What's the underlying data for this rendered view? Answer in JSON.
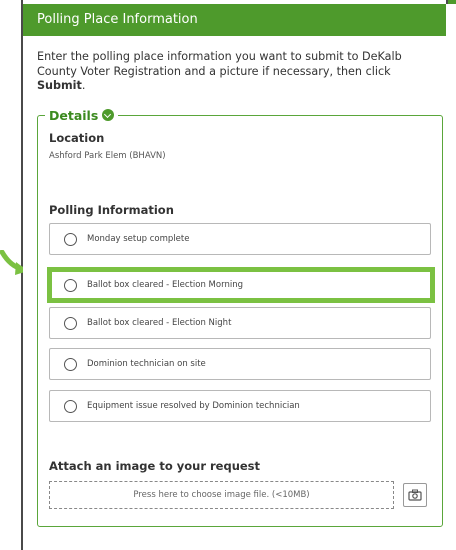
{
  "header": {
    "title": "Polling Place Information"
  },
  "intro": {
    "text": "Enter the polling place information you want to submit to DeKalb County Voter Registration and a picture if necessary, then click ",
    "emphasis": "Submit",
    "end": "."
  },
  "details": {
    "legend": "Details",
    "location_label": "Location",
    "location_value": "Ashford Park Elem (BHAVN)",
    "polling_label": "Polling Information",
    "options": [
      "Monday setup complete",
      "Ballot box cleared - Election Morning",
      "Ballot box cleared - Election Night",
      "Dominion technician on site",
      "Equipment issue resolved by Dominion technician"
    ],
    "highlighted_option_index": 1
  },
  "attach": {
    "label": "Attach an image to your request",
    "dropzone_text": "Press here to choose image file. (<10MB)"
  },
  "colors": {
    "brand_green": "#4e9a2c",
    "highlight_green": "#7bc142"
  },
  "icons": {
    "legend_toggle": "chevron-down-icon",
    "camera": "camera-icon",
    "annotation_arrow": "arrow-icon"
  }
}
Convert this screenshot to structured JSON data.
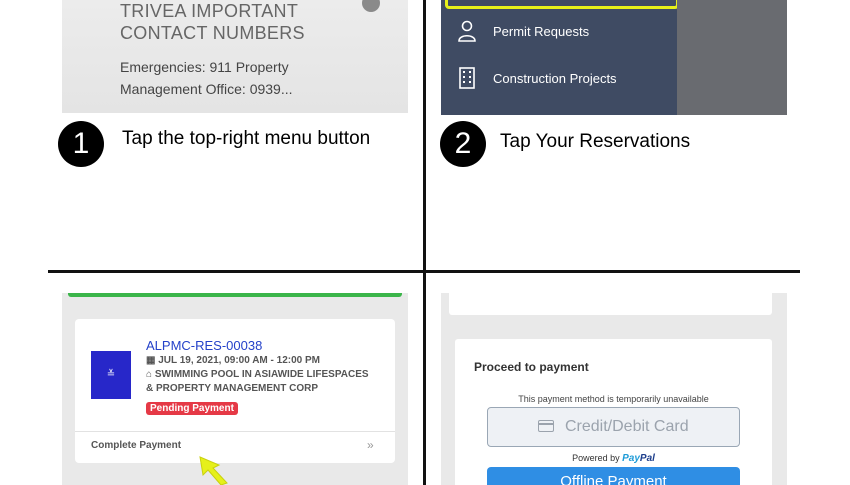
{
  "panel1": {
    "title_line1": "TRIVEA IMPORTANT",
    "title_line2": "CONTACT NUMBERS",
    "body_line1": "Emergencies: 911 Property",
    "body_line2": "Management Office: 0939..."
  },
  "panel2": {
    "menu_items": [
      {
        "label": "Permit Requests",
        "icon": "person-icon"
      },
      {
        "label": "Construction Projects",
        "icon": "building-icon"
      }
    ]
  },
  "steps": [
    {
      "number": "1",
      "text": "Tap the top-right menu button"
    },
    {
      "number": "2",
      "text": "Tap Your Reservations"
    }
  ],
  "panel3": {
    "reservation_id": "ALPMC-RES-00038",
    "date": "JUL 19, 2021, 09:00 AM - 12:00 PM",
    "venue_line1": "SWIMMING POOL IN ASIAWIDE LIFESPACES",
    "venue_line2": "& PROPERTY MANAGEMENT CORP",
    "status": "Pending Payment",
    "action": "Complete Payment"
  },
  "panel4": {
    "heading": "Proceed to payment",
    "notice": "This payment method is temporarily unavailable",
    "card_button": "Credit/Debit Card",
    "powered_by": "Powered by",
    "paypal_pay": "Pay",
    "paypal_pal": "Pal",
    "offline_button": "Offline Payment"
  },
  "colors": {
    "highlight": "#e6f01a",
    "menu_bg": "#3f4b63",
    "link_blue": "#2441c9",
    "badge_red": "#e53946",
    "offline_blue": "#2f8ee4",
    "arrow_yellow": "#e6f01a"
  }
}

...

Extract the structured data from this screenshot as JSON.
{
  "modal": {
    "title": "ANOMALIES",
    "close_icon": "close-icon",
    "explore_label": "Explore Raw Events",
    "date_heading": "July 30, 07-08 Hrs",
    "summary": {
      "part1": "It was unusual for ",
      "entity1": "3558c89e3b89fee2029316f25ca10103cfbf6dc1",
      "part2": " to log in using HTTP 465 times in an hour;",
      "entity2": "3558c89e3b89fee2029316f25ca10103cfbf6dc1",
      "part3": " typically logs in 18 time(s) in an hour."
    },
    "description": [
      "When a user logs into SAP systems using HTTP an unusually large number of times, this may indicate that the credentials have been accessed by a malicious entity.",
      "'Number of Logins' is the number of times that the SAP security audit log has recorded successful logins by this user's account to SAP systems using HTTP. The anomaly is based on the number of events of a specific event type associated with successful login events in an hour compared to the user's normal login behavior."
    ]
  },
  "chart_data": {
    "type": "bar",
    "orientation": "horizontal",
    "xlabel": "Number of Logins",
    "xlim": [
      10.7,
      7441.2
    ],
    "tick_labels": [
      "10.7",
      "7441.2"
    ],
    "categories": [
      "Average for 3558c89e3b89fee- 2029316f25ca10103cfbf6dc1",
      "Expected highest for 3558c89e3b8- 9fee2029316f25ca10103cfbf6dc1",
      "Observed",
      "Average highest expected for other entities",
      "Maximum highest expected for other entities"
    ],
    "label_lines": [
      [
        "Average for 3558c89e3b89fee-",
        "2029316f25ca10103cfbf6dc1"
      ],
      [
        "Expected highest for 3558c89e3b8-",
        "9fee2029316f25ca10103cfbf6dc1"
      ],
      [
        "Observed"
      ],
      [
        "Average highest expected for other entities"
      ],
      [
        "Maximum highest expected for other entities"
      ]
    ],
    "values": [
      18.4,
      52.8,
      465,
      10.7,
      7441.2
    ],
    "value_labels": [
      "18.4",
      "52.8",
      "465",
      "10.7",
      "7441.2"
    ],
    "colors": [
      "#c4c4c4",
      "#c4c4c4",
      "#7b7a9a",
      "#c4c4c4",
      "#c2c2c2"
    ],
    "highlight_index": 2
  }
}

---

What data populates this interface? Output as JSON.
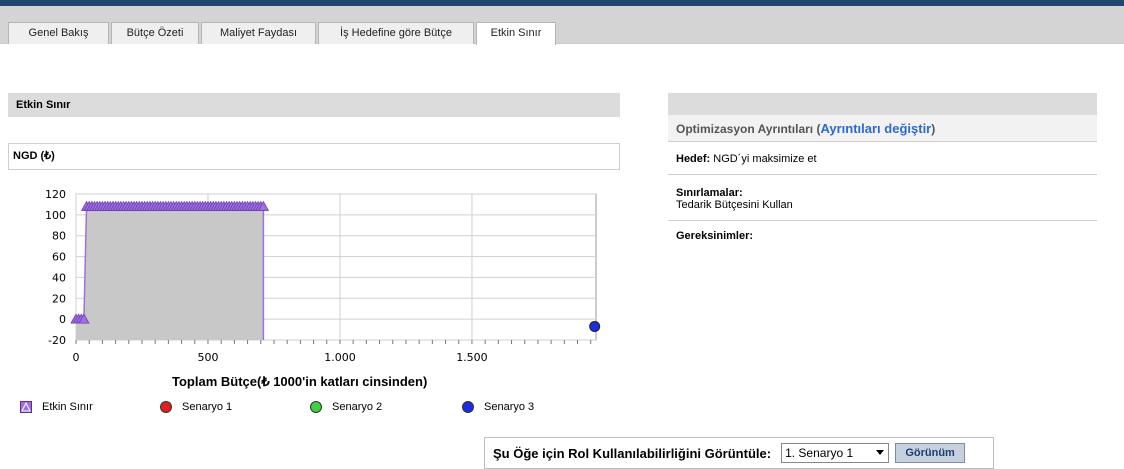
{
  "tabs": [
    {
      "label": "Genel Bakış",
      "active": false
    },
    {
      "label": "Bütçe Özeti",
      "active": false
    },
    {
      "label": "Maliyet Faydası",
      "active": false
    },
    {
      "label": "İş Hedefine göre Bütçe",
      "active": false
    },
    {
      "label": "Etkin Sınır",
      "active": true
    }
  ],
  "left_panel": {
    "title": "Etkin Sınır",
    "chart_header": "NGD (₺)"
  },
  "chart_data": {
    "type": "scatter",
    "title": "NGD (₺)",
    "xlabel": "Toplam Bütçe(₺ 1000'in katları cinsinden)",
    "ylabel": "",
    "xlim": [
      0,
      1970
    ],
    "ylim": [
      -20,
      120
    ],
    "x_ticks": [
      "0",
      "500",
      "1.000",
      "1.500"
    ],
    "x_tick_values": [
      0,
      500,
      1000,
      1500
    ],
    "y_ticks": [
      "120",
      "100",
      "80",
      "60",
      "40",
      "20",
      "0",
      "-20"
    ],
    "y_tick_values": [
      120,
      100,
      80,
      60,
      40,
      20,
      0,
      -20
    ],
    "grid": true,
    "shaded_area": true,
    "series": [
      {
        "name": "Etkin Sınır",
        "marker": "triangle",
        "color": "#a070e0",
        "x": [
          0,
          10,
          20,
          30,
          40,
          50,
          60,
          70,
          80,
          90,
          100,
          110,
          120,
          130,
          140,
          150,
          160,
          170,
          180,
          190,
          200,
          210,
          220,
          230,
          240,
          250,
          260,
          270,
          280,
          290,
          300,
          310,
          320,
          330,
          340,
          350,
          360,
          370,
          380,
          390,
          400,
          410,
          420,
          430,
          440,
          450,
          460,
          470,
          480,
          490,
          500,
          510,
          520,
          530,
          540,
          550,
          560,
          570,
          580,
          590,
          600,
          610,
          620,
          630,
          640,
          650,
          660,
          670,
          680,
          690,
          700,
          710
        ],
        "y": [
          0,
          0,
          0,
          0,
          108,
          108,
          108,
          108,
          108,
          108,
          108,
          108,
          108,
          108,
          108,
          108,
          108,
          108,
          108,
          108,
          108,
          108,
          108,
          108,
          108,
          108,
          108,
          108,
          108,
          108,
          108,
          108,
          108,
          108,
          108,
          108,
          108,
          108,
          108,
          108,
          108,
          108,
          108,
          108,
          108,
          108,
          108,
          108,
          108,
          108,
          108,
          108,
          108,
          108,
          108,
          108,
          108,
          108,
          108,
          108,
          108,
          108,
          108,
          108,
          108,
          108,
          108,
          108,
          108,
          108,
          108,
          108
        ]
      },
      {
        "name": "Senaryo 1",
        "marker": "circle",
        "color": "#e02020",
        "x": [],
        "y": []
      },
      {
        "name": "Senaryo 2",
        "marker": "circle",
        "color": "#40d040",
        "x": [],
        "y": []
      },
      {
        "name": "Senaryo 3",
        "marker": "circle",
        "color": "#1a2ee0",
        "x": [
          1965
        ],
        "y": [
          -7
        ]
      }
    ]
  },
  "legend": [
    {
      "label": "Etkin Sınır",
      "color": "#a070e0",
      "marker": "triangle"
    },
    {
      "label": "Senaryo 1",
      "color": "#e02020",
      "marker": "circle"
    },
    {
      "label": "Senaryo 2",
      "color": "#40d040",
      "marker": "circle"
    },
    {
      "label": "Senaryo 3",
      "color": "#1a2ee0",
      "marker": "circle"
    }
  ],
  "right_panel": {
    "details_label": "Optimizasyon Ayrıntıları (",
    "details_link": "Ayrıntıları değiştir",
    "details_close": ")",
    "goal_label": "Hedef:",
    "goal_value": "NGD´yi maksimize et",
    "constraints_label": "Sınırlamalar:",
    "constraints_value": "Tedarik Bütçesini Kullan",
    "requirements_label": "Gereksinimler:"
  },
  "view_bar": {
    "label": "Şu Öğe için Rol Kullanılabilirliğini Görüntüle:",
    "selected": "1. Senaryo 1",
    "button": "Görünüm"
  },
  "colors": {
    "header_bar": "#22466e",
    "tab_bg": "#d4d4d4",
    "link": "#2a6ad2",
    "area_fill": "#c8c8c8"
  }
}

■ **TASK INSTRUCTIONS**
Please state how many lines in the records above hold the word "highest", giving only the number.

■ **RESPONSE TO THIS EXERCISE**
6